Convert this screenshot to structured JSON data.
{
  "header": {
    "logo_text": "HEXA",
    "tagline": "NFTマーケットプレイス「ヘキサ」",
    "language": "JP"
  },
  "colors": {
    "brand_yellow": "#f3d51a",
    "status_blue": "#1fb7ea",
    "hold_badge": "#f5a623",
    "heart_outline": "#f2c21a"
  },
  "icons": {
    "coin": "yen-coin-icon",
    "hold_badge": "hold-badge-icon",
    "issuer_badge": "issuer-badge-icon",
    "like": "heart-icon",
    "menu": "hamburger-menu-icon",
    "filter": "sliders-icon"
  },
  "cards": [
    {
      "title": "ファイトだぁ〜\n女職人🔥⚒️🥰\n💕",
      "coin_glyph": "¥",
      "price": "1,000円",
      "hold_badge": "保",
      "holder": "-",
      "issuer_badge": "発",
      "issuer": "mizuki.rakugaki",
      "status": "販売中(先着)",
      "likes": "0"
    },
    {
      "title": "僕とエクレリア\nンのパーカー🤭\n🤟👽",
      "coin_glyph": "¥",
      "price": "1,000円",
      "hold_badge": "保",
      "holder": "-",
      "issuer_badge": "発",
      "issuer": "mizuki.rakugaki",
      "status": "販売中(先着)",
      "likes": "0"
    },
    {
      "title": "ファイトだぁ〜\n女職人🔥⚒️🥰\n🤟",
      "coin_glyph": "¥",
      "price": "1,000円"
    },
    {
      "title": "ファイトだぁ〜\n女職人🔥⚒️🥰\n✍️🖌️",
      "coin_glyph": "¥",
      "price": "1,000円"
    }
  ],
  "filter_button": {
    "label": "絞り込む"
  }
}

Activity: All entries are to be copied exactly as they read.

Result of this exercise:
Convert this screenshot to structured JSON data.
{
  "header": {
    "logo_text": "HEXA",
    "tagline": "NFTマーケットプレイス「ヘキサ」",
    "language": "JP"
  },
  "colors": {
    "brand_yellow": "#f3d51a",
    "status_blue": "#1fb7ea",
    "hold_badge": "#f5a623",
    "heart_outline": "#f2c21a"
  },
  "icons": {
    "coin": "yen-coin-icon",
    "hold_badge": "hold-badge-icon",
    "issuer_badge": "issuer-badge-icon",
    "like": "heart-icon",
    "menu": "hamburger-menu-icon",
    "filter": "sliders-icon"
  },
  "cards": [
    {
      "title": "ファイトだぁ〜\n女職人🔥⚒️🥰\n💕",
      "coin_glyph": "¥",
      "price": "1,000円",
      "hold_badge": "保",
      "holder": "-",
      "issuer_badge": "発",
      "issuer": "mizuki.rakugaki",
      "status": "販売中(先着)",
      "likes": "0"
    },
    {
      "title": "僕とエクレリア\nンのパーカー🤭\n🤟👽",
      "coin_glyph": "¥",
      "price": "1,000円",
      "hold_badge": "保",
      "holder": "-",
      "issuer_badge": "発",
      "issuer": "mizuki.rakugaki",
      "status": "販売中(先着)",
      "likes": "0"
    },
    {
      "title": "ファイトだぁ〜\n女職人🔥⚒️🥰\n🤟",
      "coin_glyph": "¥",
      "price": "1,000円"
    },
    {
      "title": "ファイトだぁ〜\n女職人🔥⚒️🥰\n✍️🖌️",
      "coin_glyph": "¥",
      "price": "1,000円"
    }
  ],
  "filter_button": {
    "label": "絞り込む"
  }
}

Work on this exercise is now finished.